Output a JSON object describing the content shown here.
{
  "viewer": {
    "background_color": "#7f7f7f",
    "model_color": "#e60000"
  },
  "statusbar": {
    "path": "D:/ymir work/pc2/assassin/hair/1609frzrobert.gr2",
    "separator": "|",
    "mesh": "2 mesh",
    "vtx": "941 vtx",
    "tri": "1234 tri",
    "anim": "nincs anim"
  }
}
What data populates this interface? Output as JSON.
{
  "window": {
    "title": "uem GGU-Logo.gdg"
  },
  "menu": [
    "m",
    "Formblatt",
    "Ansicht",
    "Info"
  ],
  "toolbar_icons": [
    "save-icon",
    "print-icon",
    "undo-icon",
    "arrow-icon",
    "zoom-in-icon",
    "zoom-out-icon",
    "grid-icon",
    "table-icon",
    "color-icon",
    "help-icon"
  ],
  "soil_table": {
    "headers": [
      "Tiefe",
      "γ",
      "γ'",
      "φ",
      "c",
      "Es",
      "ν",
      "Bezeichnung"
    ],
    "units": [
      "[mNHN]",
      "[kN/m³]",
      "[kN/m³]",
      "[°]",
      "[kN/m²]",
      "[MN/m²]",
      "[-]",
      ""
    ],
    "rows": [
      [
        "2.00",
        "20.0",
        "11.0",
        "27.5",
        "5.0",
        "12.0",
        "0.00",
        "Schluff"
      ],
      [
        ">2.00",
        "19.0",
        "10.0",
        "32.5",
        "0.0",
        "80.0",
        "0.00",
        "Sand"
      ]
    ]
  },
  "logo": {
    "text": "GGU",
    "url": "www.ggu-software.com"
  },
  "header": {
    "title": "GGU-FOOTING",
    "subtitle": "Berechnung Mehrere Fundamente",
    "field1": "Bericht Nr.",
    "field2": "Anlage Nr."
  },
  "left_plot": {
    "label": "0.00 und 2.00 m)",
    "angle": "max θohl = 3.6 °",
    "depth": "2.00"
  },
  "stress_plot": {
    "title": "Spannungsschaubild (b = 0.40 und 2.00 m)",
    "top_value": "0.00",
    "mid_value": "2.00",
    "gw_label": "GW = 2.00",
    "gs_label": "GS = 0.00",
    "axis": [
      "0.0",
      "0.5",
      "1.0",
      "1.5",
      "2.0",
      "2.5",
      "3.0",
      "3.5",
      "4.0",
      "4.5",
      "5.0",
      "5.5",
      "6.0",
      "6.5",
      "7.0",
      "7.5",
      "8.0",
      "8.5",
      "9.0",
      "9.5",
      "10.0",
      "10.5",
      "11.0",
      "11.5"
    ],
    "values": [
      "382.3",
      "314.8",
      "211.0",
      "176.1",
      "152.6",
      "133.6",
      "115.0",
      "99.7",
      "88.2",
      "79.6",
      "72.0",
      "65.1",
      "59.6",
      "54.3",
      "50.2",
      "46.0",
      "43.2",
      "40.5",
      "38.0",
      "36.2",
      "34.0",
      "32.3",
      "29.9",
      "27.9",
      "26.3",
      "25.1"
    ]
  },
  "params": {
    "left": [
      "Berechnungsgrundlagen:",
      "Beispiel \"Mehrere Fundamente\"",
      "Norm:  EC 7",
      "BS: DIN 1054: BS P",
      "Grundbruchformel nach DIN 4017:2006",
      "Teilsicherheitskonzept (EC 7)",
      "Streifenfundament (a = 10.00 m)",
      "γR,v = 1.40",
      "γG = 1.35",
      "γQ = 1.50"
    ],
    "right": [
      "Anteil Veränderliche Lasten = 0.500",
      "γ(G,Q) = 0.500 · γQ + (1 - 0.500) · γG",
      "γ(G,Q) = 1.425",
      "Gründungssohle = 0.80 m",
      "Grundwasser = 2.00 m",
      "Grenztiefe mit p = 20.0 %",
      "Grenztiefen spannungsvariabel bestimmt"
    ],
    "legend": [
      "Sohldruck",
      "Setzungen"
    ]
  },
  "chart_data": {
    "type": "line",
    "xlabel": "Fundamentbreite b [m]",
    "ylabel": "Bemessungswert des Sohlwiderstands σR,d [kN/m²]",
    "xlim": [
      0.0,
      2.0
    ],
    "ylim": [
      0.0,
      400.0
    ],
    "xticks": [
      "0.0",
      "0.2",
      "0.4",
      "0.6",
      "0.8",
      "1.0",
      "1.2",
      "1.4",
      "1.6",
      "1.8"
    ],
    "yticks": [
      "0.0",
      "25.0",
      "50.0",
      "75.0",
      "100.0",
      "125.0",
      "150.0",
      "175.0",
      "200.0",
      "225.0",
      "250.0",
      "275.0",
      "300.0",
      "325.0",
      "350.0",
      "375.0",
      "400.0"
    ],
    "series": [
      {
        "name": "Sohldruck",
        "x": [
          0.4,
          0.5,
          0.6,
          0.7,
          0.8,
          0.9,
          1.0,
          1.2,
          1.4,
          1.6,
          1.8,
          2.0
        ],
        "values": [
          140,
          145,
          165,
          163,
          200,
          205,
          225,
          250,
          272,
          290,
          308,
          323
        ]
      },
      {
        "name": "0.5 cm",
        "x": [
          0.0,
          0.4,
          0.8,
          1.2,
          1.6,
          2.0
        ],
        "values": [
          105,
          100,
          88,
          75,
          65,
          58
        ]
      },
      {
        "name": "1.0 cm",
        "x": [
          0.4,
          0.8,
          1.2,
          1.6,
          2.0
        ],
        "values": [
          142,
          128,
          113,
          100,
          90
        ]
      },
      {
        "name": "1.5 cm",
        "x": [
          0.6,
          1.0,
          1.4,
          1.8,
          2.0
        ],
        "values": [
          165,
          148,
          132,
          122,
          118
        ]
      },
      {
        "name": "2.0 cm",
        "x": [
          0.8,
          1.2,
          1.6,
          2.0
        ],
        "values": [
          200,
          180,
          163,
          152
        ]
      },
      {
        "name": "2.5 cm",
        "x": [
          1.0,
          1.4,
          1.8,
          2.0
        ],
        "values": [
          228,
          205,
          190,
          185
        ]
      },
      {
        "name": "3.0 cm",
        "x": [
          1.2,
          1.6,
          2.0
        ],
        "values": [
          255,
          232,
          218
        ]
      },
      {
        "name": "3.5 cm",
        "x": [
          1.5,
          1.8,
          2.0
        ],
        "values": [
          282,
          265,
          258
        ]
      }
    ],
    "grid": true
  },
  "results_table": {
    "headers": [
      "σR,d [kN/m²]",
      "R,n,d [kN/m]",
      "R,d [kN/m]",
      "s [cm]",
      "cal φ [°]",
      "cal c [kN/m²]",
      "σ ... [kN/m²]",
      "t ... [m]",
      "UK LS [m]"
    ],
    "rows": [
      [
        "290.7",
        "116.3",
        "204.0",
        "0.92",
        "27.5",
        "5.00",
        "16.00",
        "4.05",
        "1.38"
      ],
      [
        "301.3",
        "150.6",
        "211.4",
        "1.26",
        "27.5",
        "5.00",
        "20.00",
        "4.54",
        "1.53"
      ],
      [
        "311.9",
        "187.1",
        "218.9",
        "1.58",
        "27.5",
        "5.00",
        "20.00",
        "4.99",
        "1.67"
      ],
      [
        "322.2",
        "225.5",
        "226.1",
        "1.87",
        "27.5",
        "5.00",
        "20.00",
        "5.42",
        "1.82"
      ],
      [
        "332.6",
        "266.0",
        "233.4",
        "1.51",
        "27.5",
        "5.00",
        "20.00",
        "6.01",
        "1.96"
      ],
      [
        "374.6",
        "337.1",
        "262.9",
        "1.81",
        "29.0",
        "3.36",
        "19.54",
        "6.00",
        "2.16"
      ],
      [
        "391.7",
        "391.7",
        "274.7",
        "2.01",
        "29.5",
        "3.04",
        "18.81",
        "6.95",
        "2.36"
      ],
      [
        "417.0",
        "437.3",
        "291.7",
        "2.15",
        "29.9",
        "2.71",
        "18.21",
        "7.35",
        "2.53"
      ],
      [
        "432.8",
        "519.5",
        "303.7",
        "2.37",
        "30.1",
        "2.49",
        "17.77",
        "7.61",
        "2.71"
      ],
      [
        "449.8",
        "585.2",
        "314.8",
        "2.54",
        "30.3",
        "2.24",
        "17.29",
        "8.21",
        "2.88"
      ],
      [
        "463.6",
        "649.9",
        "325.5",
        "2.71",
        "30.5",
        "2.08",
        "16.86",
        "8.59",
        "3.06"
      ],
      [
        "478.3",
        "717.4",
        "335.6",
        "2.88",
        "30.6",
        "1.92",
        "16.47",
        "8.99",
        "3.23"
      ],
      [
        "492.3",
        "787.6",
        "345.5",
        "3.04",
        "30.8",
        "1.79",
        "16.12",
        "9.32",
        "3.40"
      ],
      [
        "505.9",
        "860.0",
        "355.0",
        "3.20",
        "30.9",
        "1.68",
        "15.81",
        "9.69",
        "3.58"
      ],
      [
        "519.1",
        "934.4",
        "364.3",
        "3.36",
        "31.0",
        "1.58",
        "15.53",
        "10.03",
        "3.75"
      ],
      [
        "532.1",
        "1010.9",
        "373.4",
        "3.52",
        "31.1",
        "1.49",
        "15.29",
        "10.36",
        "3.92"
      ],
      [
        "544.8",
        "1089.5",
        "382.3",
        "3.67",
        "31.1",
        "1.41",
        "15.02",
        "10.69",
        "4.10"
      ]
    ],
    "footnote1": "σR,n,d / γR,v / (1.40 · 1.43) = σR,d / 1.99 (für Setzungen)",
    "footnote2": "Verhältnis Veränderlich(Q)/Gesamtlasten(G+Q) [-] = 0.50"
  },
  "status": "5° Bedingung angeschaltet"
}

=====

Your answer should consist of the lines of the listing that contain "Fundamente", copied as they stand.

    "subtitle": "Berechnung Mehrere Fundamente",
      "Beispiel \"Mehrere Fundamente\"",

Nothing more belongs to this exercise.